EXERCISE GOAL:
Which lines hold the word "JSON"? Copy each of them from the material.

[[ ENTRIES SHOWN open ]]

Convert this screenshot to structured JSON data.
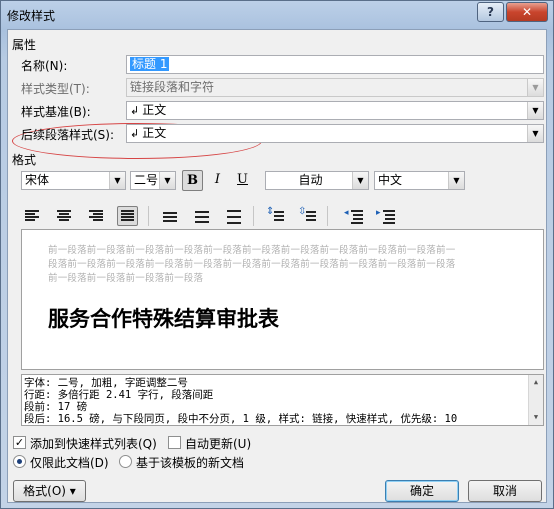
{
  "window": {
    "title": "修改样式",
    "help_label": "?",
    "close_label": "✕"
  },
  "properties": {
    "section_label": "属性",
    "name_label": "名称(N):",
    "name_value": "标题 1",
    "type_label": "样式类型(T):",
    "type_value": "链接段落和字符",
    "based_on_label": "样式基准(B):",
    "based_on_value": "正文",
    "following_label": "后续段落样式(S):",
    "following_value": "正文",
    "para_icon": "↲",
    "annotation_color": "#d64545"
  },
  "format": {
    "section_label": "格式",
    "font_name": "宋体",
    "font_size": "二号",
    "bold": "B",
    "italic": "I",
    "underline": "U",
    "color": "自动",
    "script": "中文"
  },
  "preview": {
    "ghost_lines": [
      "前一段落前一段落前一段落前一段落前一段落前一段落前一段落前一段落前一段落前一段落前一",
      "段落前一段落前一段落前一段落前一段落前一段落前一段落前一段落前一段落前一段落前一段落",
      "前一段落前一段落前一段落前一段落"
    ],
    "sample_text": "服务合作特殊结算审批表"
  },
  "description": {
    "lines": [
      "字体: 二号, 加粗, 字距调整二号",
      "    行距: 多倍行距 2.41 字行, 段落间距",
      "    段前: 17 磅",
      "    段后: 16.5 磅, 与下段同页, 段中不分页, 1 级, 样式: 链接, 快速样式, 优先级: 10"
    ]
  },
  "options": {
    "add_to_quick_label": "添加到快速样式列表(Q)",
    "auto_update_label": "自动更新(U)",
    "only_this_doc_label": "仅限此文档(D)",
    "new_docs_label": "基于该模板的新文档",
    "check_mark": "✓"
  },
  "buttons": {
    "format_label": "格式(O) ▾",
    "ok_label": "确定",
    "cancel_label": "取消"
  }
}
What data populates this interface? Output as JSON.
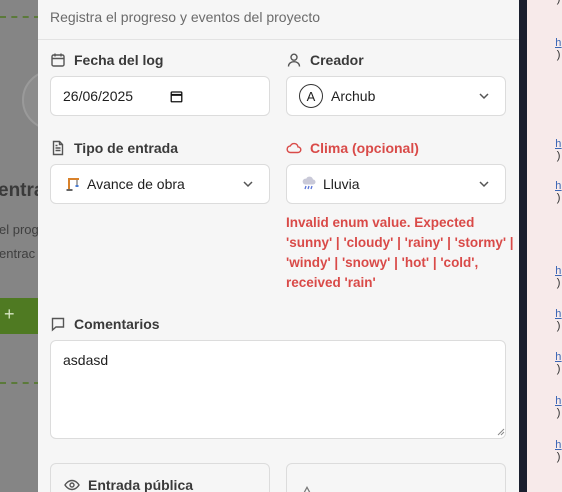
{
  "modal": {
    "subtitle": "Registra el progreso y eventos del proyecto",
    "date": {
      "label": "Fecha del log",
      "value": "26/06/2025"
    },
    "creator": {
      "label": "Creador",
      "avatar_initial": "A",
      "value": "Archub"
    },
    "entry_type": {
      "label": "Tipo de entrada",
      "value": "Avance de obra",
      "icon": "construction-crane-emoji"
    },
    "weather": {
      "label": "Clima (opcional)",
      "value": "Lluvia",
      "icon": "rain-cloud-emoji",
      "error": "Invalid enum value. Expected 'sunny' | 'cloudy' | 'rainy' | 'stormy' | 'windy' | 'snowy' | 'hot' | 'cold', received 'rain'"
    },
    "comments": {
      "label": "Comentarios",
      "value": "asdasd"
    },
    "public_entry": {
      "label": "Entrada pública"
    }
  },
  "background": {
    "title_fragment": "entra",
    "line1_fragment": "el prog",
    "line2_fragment": "entrac",
    "button_fragment": "+"
  },
  "colors": {
    "error": "#d94a48",
    "modal_bg": "#f6f6f6",
    "overlay": "#7a7a7a"
  }
}
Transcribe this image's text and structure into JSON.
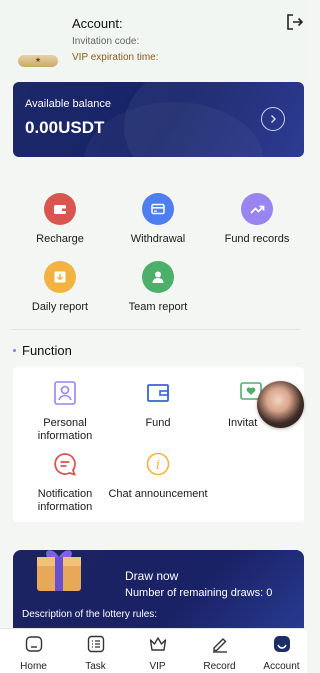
{
  "header": {
    "account_label": "Account:",
    "invitation_label": "Invitation code:",
    "vip_expiration_label": "VIP expiration time:",
    "vip_badge_text": "★"
  },
  "balance": {
    "label": "Available balance",
    "value": "0.00USDT"
  },
  "actions": [
    {
      "label": "Recharge",
      "icon": "wallet-icon",
      "color": "#d95650"
    },
    {
      "label": "Withdrawal",
      "icon": "card-icon",
      "color": "#4f7ef0"
    },
    {
      "label": "Fund records",
      "icon": "trend-up-icon",
      "color": "#9a84f0"
    },
    {
      "label": "Daily report",
      "icon": "download-box-icon",
      "color": "#f2b340"
    },
    {
      "label": "Team report",
      "icon": "user-icon",
      "color": "#4caf6a"
    }
  ],
  "function": {
    "title": "Function",
    "items": [
      {
        "label": "Personal information",
        "icon": "id-card-icon"
      },
      {
        "label": "Fund",
        "icon": "wallet-outline-icon"
      },
      {
        "label": "Invitat",
        "icon": "chat-heart-icon"
      },
      {
        "label": "Notification information",
        "icon": "message-icon"
      },
      {
        "label": "Chat announcement",
        "icon": "info-icon"
      }
    ]
  },
  "lottery": {
    "draw_now": "Draw now",
    "remaining": "Number of remaining draws: 0",
    "description": "Description of the lottery rules:"
  },
  "nav": [
    {
      "label": "Home",
      "icon": "home-icon"
    },
    {
      "label": "Task",
      "icon": "list-icon"
    },
    {
      "label": "VIP",
      "icon": "crown-icon"
    },
    {
      "label": "Record",
      "icon": "edit-icon"
    },
    {
      "label": "Account",
      "icon": "account-icon"
    }
  ]
}
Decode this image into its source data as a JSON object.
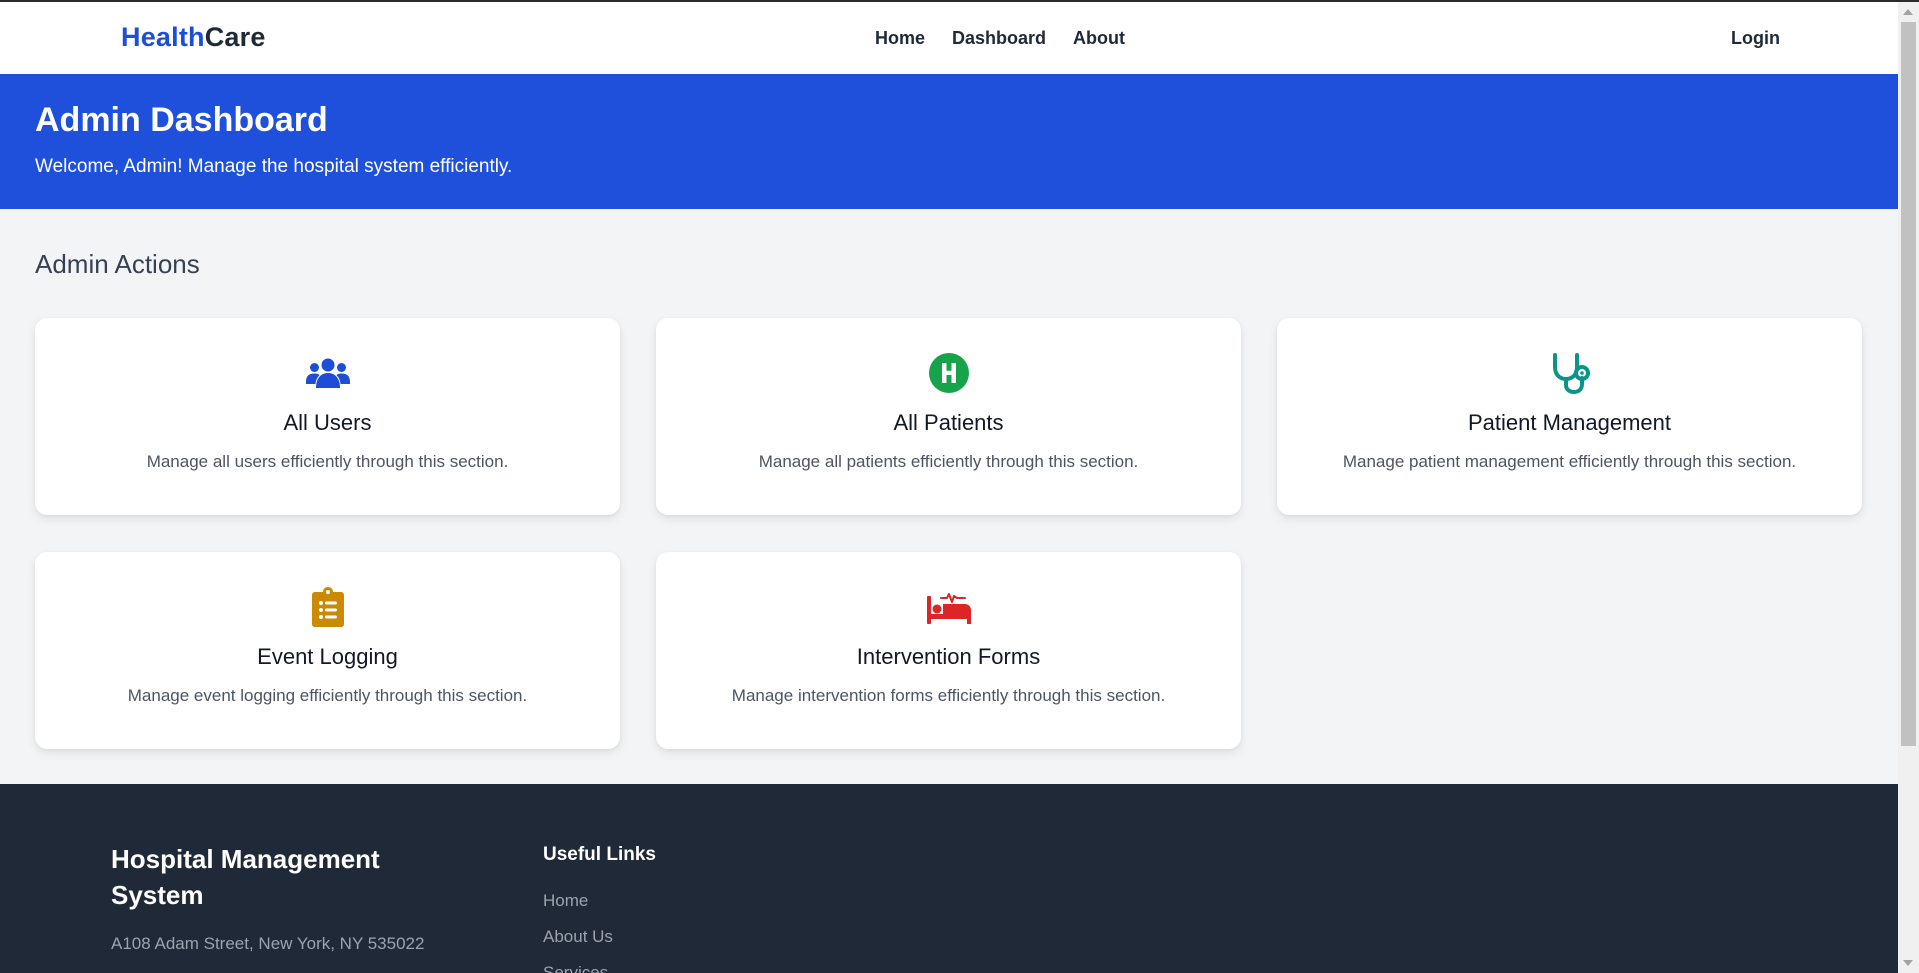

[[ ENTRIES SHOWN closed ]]

EXERCISE RESPONSE:
Convert this screenshot to structured JSON data.
What data populates this interface? Output as JSON.
Transcribe this image's text and structure into JSON.
Decode this image into its source data as a JSON object.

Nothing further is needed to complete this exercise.